--- Dataset records Enclosed Below ---
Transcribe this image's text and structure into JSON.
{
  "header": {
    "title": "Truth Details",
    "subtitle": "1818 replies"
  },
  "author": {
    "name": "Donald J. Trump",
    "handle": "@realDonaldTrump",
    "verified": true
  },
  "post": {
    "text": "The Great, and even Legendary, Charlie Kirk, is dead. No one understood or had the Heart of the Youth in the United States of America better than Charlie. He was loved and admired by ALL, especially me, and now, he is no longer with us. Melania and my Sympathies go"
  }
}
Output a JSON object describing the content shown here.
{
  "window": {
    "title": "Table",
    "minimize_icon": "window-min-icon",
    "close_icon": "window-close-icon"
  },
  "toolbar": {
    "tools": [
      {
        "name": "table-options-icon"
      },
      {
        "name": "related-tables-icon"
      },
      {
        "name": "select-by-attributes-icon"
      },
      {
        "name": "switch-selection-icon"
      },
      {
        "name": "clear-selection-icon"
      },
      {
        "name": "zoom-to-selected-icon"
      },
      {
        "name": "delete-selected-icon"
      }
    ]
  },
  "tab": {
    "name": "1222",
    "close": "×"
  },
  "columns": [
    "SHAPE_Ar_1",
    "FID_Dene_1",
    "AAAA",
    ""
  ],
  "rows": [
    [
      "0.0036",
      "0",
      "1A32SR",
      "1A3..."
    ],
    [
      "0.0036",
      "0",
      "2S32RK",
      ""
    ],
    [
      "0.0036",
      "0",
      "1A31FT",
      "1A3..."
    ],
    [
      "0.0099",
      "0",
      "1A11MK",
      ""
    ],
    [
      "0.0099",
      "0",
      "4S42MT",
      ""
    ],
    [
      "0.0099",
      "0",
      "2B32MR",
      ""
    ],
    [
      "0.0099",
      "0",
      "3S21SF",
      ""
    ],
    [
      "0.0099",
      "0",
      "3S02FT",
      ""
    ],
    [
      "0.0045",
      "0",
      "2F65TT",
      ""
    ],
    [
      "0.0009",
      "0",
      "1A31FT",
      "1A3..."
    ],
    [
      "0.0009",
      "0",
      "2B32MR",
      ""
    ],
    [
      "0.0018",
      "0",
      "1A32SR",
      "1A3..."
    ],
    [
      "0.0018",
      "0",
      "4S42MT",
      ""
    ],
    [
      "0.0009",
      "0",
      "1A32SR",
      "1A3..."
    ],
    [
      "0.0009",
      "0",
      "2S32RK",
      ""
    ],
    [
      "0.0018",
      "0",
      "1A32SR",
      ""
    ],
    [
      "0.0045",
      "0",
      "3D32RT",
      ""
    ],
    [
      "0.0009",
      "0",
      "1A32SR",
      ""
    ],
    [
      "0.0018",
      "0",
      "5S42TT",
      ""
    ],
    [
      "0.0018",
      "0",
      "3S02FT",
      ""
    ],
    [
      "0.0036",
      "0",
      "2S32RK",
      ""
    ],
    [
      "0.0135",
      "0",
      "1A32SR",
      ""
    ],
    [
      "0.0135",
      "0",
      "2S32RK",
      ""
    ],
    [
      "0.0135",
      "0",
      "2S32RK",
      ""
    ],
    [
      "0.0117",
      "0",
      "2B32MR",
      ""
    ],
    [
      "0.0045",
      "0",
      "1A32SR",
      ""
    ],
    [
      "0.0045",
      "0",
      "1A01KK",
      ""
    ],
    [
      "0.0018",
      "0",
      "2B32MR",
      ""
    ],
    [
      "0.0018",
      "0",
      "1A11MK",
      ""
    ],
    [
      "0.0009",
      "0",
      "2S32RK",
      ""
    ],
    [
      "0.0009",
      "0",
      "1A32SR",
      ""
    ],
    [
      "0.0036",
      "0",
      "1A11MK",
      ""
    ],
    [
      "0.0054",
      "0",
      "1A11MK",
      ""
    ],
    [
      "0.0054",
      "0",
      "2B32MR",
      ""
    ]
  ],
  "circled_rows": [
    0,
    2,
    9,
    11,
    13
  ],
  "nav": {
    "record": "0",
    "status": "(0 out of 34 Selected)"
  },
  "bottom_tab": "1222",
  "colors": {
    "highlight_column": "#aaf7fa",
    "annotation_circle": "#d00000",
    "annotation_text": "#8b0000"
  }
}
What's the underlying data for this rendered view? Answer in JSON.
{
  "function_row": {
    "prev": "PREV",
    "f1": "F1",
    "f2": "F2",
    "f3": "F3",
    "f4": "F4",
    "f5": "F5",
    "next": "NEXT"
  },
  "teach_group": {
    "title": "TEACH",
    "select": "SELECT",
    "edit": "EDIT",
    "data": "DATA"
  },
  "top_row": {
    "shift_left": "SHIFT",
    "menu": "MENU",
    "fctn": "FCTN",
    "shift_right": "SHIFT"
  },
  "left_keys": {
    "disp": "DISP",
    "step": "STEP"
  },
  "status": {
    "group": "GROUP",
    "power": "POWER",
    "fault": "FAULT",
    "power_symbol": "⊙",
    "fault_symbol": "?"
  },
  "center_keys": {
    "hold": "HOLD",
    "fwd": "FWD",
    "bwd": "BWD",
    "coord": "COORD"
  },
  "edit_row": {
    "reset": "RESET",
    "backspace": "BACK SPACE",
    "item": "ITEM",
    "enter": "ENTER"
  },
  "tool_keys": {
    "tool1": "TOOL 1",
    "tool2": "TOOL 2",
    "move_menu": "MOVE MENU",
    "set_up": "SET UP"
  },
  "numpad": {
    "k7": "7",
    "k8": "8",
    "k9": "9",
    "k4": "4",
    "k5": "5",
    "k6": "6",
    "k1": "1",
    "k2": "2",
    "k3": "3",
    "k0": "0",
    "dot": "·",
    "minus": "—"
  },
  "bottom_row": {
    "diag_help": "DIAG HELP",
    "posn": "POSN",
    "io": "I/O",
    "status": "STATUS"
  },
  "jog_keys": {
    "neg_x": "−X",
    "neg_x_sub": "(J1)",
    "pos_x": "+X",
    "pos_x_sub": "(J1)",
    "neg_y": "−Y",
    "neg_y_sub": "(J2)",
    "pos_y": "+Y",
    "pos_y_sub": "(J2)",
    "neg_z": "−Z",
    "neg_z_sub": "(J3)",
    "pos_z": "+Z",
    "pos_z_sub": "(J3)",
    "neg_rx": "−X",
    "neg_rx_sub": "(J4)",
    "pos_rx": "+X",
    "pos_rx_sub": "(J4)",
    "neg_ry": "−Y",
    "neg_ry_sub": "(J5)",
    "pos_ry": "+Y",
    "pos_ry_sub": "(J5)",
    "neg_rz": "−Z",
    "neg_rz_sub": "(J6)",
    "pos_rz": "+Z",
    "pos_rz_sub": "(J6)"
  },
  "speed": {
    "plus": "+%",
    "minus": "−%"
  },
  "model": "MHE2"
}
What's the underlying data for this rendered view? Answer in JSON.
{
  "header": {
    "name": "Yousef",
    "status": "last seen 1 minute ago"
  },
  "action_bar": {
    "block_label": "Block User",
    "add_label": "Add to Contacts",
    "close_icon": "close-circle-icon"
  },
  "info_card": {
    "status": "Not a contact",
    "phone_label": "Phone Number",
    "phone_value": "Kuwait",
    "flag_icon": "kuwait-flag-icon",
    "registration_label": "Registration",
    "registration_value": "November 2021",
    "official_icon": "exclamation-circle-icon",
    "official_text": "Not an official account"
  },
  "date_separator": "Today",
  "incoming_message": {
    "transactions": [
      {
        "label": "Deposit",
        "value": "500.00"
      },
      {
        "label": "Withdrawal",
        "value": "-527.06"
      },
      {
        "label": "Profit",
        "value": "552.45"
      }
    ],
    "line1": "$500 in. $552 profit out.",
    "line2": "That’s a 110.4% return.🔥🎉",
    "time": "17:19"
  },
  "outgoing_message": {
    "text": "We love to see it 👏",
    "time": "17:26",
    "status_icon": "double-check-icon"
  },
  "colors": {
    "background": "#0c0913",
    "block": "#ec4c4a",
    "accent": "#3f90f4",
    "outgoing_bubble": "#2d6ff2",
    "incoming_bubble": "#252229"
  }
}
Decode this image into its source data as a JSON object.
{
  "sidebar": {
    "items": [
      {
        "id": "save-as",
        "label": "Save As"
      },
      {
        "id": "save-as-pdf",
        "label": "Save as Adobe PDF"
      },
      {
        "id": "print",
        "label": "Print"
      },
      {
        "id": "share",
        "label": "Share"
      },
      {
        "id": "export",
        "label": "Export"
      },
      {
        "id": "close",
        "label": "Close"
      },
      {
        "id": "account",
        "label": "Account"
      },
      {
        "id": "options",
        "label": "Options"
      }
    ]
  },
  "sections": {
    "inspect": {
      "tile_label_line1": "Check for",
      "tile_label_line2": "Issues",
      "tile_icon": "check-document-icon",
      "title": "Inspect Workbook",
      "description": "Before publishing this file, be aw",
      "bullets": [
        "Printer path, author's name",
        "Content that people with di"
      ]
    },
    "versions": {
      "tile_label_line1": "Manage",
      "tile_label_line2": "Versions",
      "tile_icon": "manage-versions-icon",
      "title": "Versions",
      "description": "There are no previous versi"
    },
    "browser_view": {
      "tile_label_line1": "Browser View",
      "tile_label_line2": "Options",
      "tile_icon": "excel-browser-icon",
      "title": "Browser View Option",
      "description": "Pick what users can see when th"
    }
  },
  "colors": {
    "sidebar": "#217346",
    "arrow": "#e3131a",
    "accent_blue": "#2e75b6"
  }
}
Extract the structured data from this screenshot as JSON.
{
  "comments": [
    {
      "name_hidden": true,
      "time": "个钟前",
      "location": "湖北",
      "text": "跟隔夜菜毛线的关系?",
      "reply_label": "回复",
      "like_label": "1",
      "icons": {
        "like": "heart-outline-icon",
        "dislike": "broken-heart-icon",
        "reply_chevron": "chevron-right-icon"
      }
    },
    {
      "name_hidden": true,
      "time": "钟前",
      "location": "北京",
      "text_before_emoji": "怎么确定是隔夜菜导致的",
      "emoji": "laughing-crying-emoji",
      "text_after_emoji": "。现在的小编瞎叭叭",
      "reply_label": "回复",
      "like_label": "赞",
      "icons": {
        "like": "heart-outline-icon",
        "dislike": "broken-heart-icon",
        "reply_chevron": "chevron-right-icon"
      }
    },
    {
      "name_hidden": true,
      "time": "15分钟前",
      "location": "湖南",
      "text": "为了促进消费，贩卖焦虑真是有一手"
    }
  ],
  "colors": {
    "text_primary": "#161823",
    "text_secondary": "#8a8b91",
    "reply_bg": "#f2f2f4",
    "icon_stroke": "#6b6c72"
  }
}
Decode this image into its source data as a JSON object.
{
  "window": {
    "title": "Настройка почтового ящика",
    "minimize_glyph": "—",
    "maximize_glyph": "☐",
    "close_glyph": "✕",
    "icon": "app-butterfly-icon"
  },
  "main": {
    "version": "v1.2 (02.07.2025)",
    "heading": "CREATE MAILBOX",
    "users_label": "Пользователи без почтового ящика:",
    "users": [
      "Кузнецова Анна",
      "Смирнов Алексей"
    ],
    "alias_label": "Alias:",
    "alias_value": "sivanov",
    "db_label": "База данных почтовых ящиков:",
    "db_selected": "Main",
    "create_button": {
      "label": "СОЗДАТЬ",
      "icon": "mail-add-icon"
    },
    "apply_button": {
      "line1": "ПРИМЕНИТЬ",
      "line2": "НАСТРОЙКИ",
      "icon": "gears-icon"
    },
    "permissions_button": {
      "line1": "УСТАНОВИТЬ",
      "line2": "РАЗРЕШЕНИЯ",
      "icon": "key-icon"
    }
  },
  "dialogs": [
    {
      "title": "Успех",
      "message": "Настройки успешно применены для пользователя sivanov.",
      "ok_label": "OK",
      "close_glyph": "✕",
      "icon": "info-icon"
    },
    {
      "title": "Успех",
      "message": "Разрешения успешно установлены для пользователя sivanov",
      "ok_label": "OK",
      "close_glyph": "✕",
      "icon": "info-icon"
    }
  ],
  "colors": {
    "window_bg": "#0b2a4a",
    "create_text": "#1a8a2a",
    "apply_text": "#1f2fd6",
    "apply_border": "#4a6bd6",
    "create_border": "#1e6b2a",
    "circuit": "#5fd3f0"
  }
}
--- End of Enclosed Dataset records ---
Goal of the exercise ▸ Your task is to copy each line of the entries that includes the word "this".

Answer space ▸
Transcribe this image's text and structure into JSON.
What's the underlying data for this rendered view? Answer in JSON.
What's the underlying data for this rendered view? Answer in JSON.
Decode this image into its source data as a JSON object.
      "description": "Before publishing this file, be aw",
Extract the structured data from this screenshot as JSON.
Decode this image into its source data as a JSON object.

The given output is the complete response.